* Sales rise 0.4 pct in Sept. on aerospace, primary metals
* Excluding aerospace, sales fell 0.7 pct
* Gains in eight of 21 industries
* Data confirms weak Q3 growth; outlook better for Q4
By Louise Egan
OTTAWA, Nov 15 Canadian manufacturing sales grew
0.4 percent in September from August due mainly to a sharp rise
in the volatile aerospace sector, but sales fell in the
heavyweight auto industry and in most other industries,
Statistics Canada said on Thursday.
The gain was above the 0.3 percent increase forecast. But
analysts said the details of the report were weaker and
confirmed slower economic growth in the third quarter.
"The slowing in activity is consistent with other indicators

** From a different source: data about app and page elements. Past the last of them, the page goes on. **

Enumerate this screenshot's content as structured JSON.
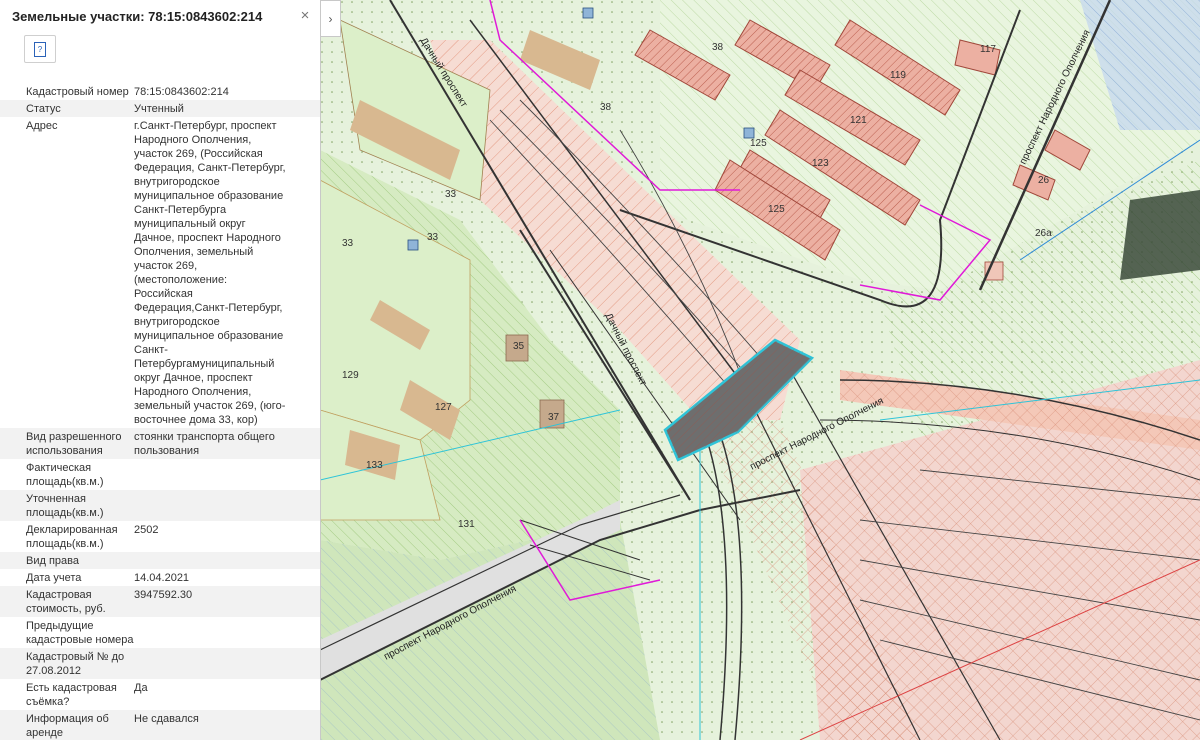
{
  "panel": {
    "title": "Земельные участки: 78:15:0843602:214",
    "close_icon": "×",
    "doc_icon": "?",
    "toggle_icon": "›"
  },
  "attributes": [
    {
      "label": "Кадастровый номер",
      "value": "78:15:0843602:214"
    },
    {
      "label": "Статус",
      "value": "Учтенный"
    },
    {
      "label": "Адрес",
      "value": "г.Санкт-Петербург, проспект Народного Ополчения, участок 269, (Российская Федерация, Санкт-Петербург, внутригородское муниципальное образование Санкт-Петербурга муниципальный округ Дачное, проспект Народного Ополчения, земельный участок 269, (местоположение: Российская Федерация,Санкт-Петербург, внутригородское муниципальное образование Санкт-Петербургамуниципальный округ Дачное, проспект Народного Ополчения, земельный участок 269, (юго-восточнее дома 33, кор)"
    },
    {
      "label": "Вид разрешенного использования",
      "value": "стоянки транспорта общего пользования"
    },
    {
      "label": "Фактическая площадь(кв.м.)",
      "value": ""
    },
    {
      "label": "Уточненная площадь(кв.м.)",
      "value": ""
    },
    {
      "label": "Декларированная площадь(кв.м.)",
      "value": "2502"
    },
    {
      "label": "Вид права",
      "value": ""
    },
    {
      "label": "Дата учета",
      "value": "14.04.2021"
    },
    {
      "label": "Кадастровая стоимость, руб.",
      "value": "3947592.30"
    },
    {
      "label": "Предыдущие кадастровые номера",
      "value": ""
    },
    {
      "label": "Кадастровый № до 27.08.2012",
      "value": ""
    },
    {
      "label": "Есть кадастровая съёмка?",
      "value": "Да"
    },
    {
      "label": "Информация об аренде",
      "value": "Не сдавался"
    }
  ],
  "map": {
    "street_labels": [
      "Дачный проспект",
      "Дачный проспект",
      "проспект Народного Ополчения",
      "проспект Народного Ополчения",
      "проспект Народного Ополчения"
    ],
    "building_numbers": [
      "38",
      "117",
      "119",
      "121",
      "123",
      "125",
      "125",
      "26",
      "26а",
      "33",
      "33",
      "33",
      "35",
      "127",
      "129",
      "37",
      "133",
      "131"
    ],
    "colors": {
      "base": "#e6f2dc",
      "green": "#cfeab9",
      "building": "#ecb0a2",
      "road": "#ececec",
      "road_line": "#333333",
      "selected": "#6e6e6e",
      "selected_outline": "#2ec4d8",
      "magenta": "#e01ad8"
    }
  }
}
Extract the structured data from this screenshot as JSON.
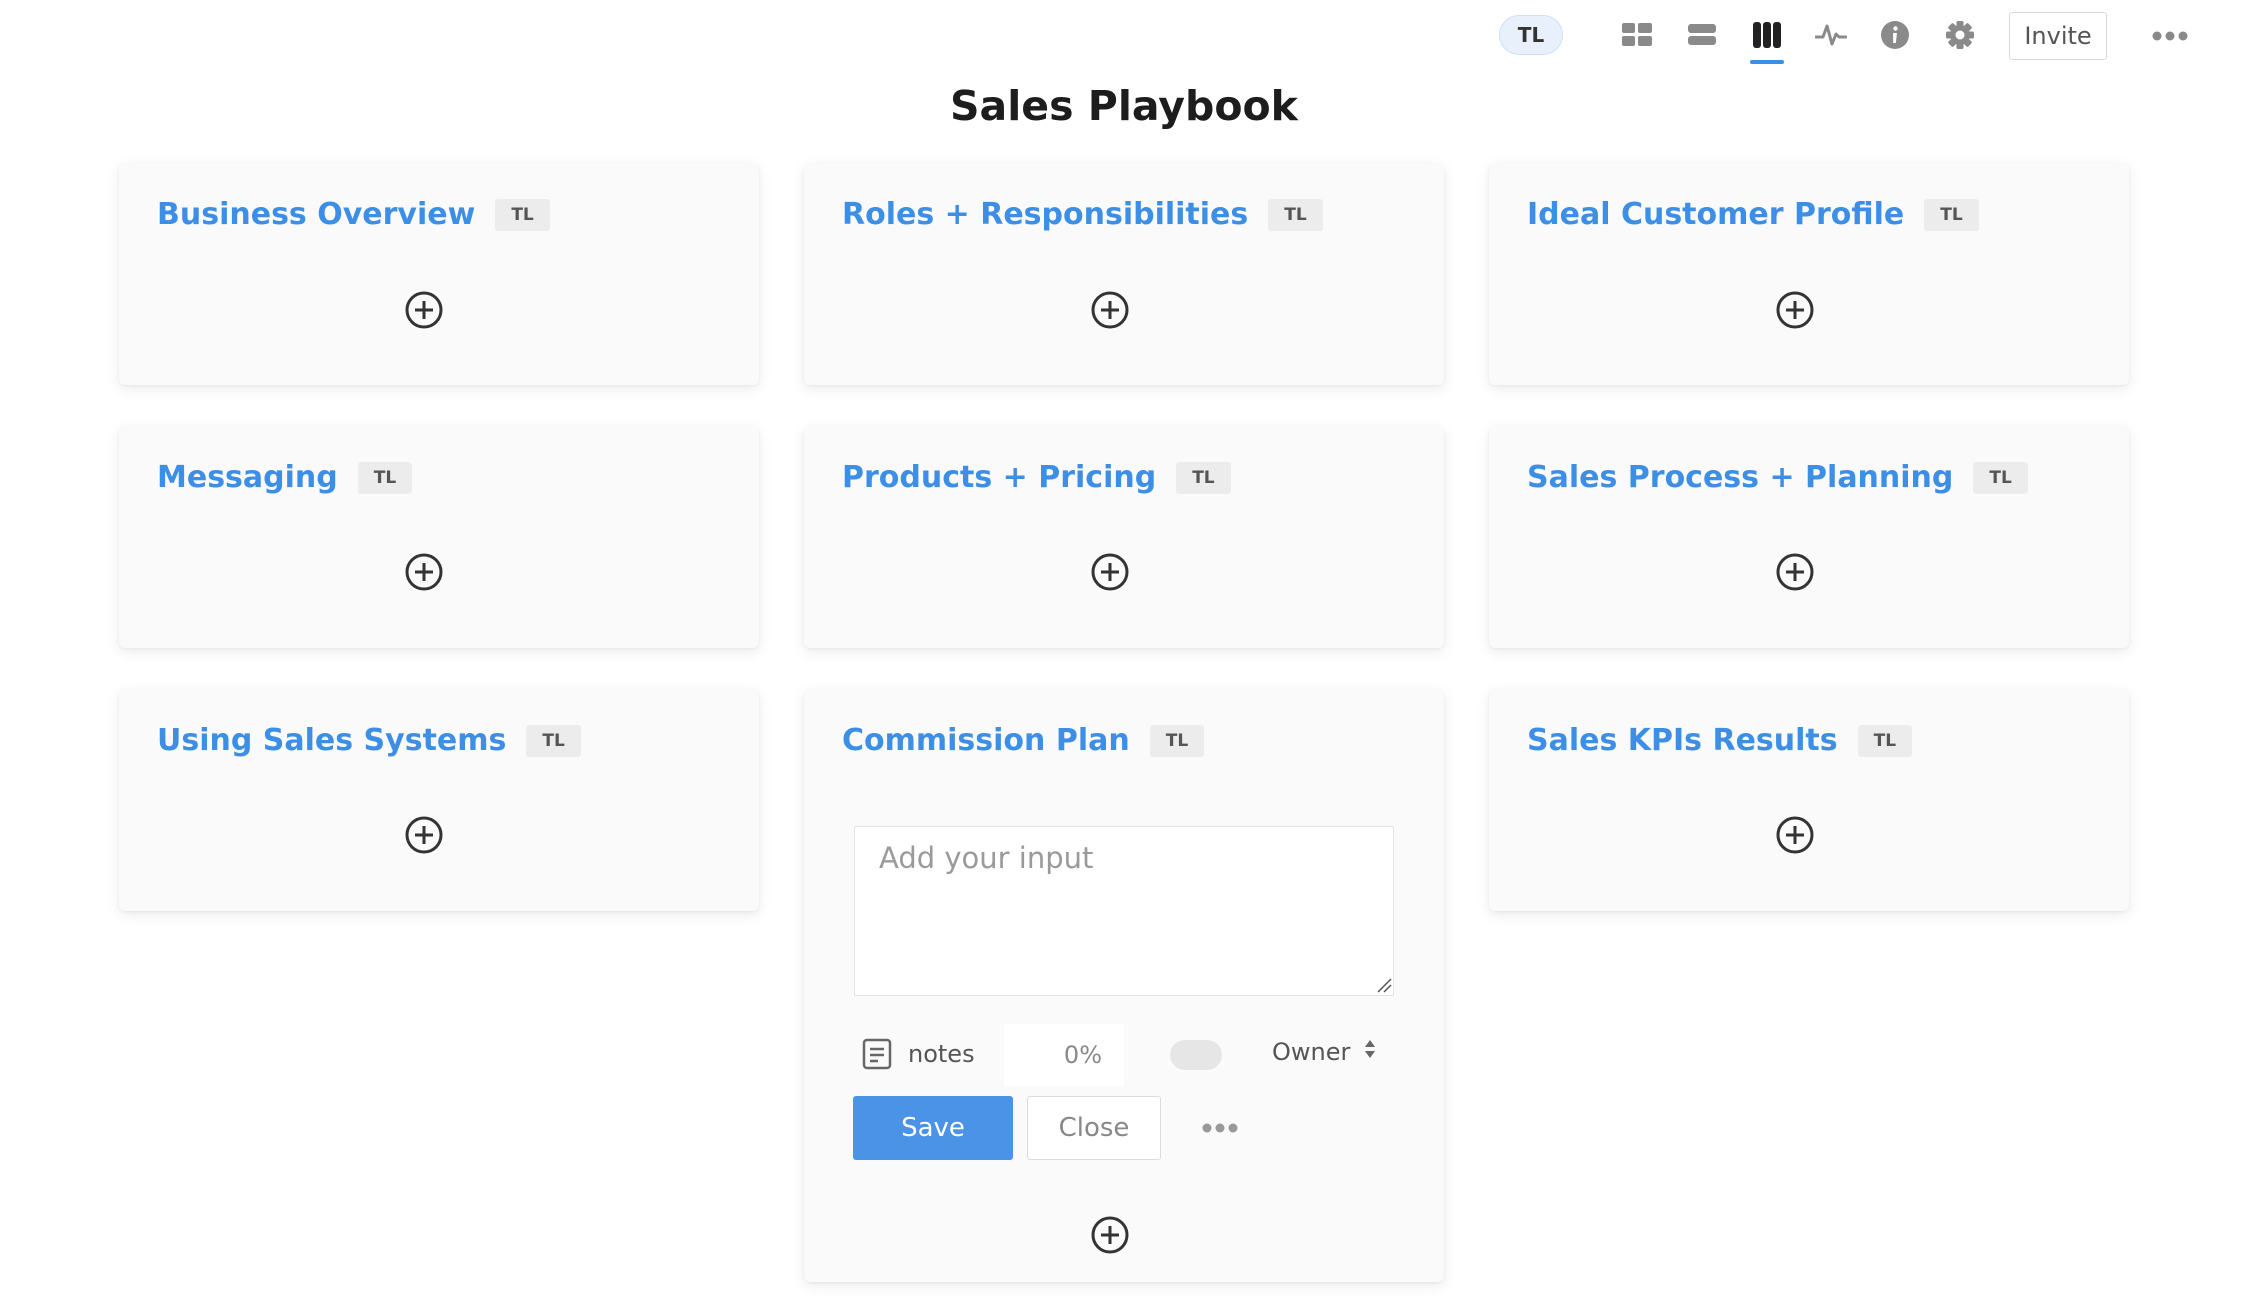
{
  "header": {
    "user_initials": "TL",
    "invite_label": "Invite",
    "toolbar_icons": [
      "grid-view-icon",
      "list-view-icon",
      "board-view-icon",
      "activity-icon",
      "info-icon",
      "gear-icon",
      "more-icon"
    ],
    "active_view": "board-view-icon",
    "accent_color": "#3d8fe6"
  },
  "page": {
    "title": "Sales Playbook"
  },
  "cards": [
    {
      "title": "Business Overview",
      "badge": "TL"
    },
    {
      "title": "Roles + Responsibilities",
      "badge": "TL"
    },
    {
      "title": "Ideal Customer Profile",
      "badge": "TL"
    },
    {
      "title": "Messaging",
      "badge": "TL"
    },
    {
      "title": "Products + Pricing",
      "badge": "TL"
    },
    {
      "title": "Sales Process + Planning",
      "badge": "TL"
    },
    {
      "title": "Using Sales Systems",
      "badge": "TL"
    },
    {
      "title": "Commission Plan",
      "badge": "TL"
    },
    {
      "title": "Sales KPIs Results",
      "badge": "TL"
    }
  ],
  "editor": {
    "input_placeholder": "Add your input",
    "input_value": "",
    "notes_label": "notes",
    "percent_value": "0%",
    "owner_label": "Owner",
    "save_label": "Save",
    "close_label": "Close"
  }
}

that showed the economy geared down in the quarter," said Dawn
Desjardins, assistant chief economist at RBC Economics.
Sales rose in just eight of the 21 industries surveyed.
Excluding the aerospace product and parts industry,
manufacturing sales fell 0.7 percent.
In volume terms, overall sales were up 0.4 percent.
Statistics Canada sharply revised down its August factory
sales figure to a 0.9 percent gain from 1.5 percent previously.
Desjardins said, however, even the modest gain in
manufacturing, combined with expected similar increases in the
energy and farming sectors, should lift September gross domestic
product growth to 0.3 percent. The data will be released on Nov.
30, along with figures for third-quarter GDP.
"While this will not be enough to save the economy from
recording a weak reading in the third quarter of 2012 overall,
it will provide a solid handoff for the final quarter of the
year," she said in a note to clients.
The Bank of Canada, which has signaled it wants to raise
interest rates but not any time soon, projects third-quarter
growth of just 1.0 percent, annualized, down from 1.8 percent
and 1.9 percent in the previous two quarters.
The economy is likely to get a lift at year end and into
2013 from a rebound in U.S. manufacturing sector, a return to
full production in the energy sector and restocking of auto
inventories destroyed by Hurricane Sandy, said David Tulk, a
strategist at TD Securities.
However, that upbeat outlook is fraught with risk.
"The wider backdrop of subdued global demand, the persistent
strength in the currency and the uncertainty surrounding the
fiscal cliff in the US will limit the magnitude and durability
of the recovery heading into 2013," he said.
Production in the aerospace product and parts industry
surged 43 percent in September, the biggest jump since May.
Figures for this sector tend to have a disproportionate
influence on manufacturing data because of the size of the
orders and lengthy production period.
Strength in September also came from primary metals, where
sales rose 3.7 percent due in part to higher prices.
Auto sales, which have made a big comeback so far this year,
fell 3.6 percent in September. Motor vehicle sales were up 18.2
percent from a year earlier.
New orders for factory goods rose 2.2 percent while unfilled
orders slipped 0.3 percent.
Manufacturers continued to build inventories, which edged up
0.2 percent. The inventory-to-sales ratio was unchanged at 1.31